The Company Will Overlook A Moment of Sadness
By Rodolfo Santana, adapted by Morna Pearson
Tue 15 – Sat 19 Feb @ 1pm
Meyer Whitworth Award winner, Morna Pearson, has adapted Santana’s seminal work, in which factory worker Orlando undergoes a psychiatric assessment after a violent incident within the workplace. Originally set amid the political and economic disorder of 1970s Venezuela, Pearson’s adaptation draws strong parallels with the current climate and corporations’ ruthless treatment of employees.
Double Bill: Instructions for a Butterfly Collector
By Mariana Eva Perez, adapted by Lewis Heatherington
By Hector Levy, adapted by Lewis Heatherington
Tue 22 – Sat 26 Feb @ 1pm
Heatherington combines two short plays inspired by Argentina’s Theatre for Identity; a movement that developed from the consequences of military regimes of the 60s and 70s which led to the disappearance of many men. The children of the missing were sent to military families and their identities only revealed years later. Each play follows a young girl attempting to be reunited with her family, and the realities she must confront if she is to do so.
Four Parts Broken
By Fernanda Jaber, adapted by Abigail Docherty
Tue 1 – Sat 5 Mar @ 1pm
Focussing on the relationship between two best friends, Docherty examines the human need to fix, and be fixed. Her previous work has been shown at Mayfest, New Works New Worlds and Imaginate festivals, as well as Sea and Land and Sky premiering at the Tron last season.
A Dead Man’s Dying
By Esteban Navajas, adapted by Davey Anderson
Wed 9 – Sat 12 Mar @ 1pm
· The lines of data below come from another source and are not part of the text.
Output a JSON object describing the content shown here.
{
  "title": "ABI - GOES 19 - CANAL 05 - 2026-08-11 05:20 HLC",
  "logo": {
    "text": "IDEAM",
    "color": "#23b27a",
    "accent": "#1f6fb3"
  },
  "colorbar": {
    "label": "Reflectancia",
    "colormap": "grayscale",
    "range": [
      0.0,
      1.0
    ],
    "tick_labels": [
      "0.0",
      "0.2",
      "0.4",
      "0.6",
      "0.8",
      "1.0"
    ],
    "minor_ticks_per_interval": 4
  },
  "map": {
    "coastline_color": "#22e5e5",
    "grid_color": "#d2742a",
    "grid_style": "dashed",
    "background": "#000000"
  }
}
Since winning the 2005 Arches Theatre New Director Award, Anderson has thrived in Scottish theatre creating new work as Director in Residence with NTS. With the tagline “a party is not truly a party without a corpse” it’s clear that Anderson intends to breathe a breath of fresh (and funny) air to wealthy ranchero Don Tino’s funeral. Expect reminiscent storytelling and booze galore.
By Gilberto Pinto, adapted by Alan Bissett
Tue 15 – Sat 19 Mar @ 1pm
Set in an unspecified Latin American country, Bissett’s adaptation of Pinto’s intensely political play charts the effects of revolution on a married couple, as they are liberated from military dictatorship and repression. During a heated argument, revelations of the past complicate the prospect of their future together.